_Problem description_
Copy every entry as is. Leave images out.

_Records provided_
--------------------------------------------------

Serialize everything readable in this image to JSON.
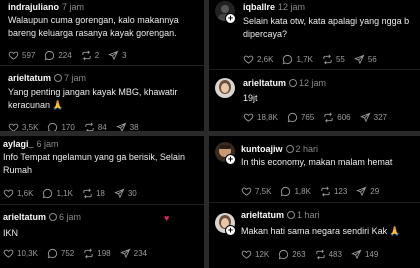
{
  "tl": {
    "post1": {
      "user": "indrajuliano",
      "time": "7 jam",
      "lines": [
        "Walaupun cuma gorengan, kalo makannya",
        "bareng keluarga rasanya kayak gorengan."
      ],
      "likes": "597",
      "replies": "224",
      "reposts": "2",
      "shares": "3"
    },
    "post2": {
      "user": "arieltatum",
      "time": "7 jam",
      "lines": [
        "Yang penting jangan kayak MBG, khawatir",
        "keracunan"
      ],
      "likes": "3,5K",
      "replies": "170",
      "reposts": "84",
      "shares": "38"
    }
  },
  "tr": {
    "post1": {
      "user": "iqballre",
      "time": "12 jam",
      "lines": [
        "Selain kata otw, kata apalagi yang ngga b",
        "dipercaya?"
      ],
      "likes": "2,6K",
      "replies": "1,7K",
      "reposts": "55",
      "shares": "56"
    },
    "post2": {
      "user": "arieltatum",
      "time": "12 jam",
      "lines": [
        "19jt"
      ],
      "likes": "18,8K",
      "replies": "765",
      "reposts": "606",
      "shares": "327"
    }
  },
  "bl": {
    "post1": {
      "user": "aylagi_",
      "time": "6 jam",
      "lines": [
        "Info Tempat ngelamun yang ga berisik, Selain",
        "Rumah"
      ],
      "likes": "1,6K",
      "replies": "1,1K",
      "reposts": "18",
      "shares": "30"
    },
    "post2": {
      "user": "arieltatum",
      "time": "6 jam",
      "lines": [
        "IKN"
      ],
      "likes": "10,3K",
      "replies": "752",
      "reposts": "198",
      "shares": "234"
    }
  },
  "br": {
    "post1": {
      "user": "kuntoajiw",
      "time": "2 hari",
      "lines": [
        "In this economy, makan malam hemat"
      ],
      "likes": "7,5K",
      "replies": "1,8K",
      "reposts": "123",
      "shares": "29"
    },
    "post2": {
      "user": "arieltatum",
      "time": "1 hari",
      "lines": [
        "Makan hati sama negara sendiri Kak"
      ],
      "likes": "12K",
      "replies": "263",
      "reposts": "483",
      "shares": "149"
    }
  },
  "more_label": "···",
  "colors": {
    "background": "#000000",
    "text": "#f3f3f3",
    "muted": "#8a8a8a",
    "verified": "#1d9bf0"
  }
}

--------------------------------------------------

_Response for this exercise_
Serialize everything readable in this image to JSON.
{
  "tl": {
    "post1": {
      "user": "indrajuliano",
      "time": "7 jam",
      "lines": [
        "Walaupun cuma gorengan, kalo makannya",
        "bareng keluarga rasanya kayak gorengan."
      ],
      "likes": "597",
      "replies": "224",
      "reposts": "2",
      "shares": "3"
    },
    "post2": {
      "user": "arieltatum",
      "time": "7 jam",
      "lines": [
        "Yang penting jangan kayak MBG, khawatir",
        "keracunan"
      ],
      "likes": "3,5K",
      "replies": "170",
      "reposts": "84",
      "shares": "38"
    }
  },
  "tr": {
    "post1": {
      "user": "iqballre",
      "time": "12 jam",
      "lines": [
        "Selain kata otw, kata apalagi yang ngga b",
        "dipercaya?"
      ],
      "likes": "2,6K",
      "replies": "1,7K",
      "reposts": "55",
      "shares": "56"
    },
    "post2": {
      "user": "arieltatum",
      "time": "12 jam",
      "lines": [
        "19jt"
      ],
      "likes": "18,8K",
      "replies": "765",
      "reposts": "606",
      "shares": "327"
    }
  },
  "bl": {
    "post1": {
      "user": "aylagi_",
      "time": "6 jam",
      "lines": [
        "Info Tempat ngelamun yang ga berisik, Selain",
        "Rumah"
      ],
      "likes": "1,6K",
      "replies": "1,1K",
      "reposts": "18",
      "shares": "30"
    },
    "post2": {
      "user": "arieltatum",
      "time": "6 jam",
      "lines": [
        "IKN"
      ],
      "likes": "10,3K",
      "replies": "752",
      "reposts": "198",
      "shares": "234"
    }
  },
  "br": {
    "post1": {
      "user": "kuntoajiw",
      "time": "2 hari",
      "lines": [
        "In this economy, makan malam hemat"
      ],
      "likes": "7,5K",
      "replies": "1,8K",
      "reposts": "123",
      "shares": "29"
    },
    "post2": {
      "user": "arieltatum",
      "time": "1 hari",
      "lines": [
        "Makan hati sama negara sendiri Kak"
      ],
      "likes": "12K",
      "replies": "263",
      "reposts": "483",
      "shares": "149"
    }
  },
  "more_label": "···",
  "colors": {
    "background": "#000000",
    "text": "#f3f3f3",
    "muted": "#8a8a8a",
    "verified": "#1d9bf0"
  }
}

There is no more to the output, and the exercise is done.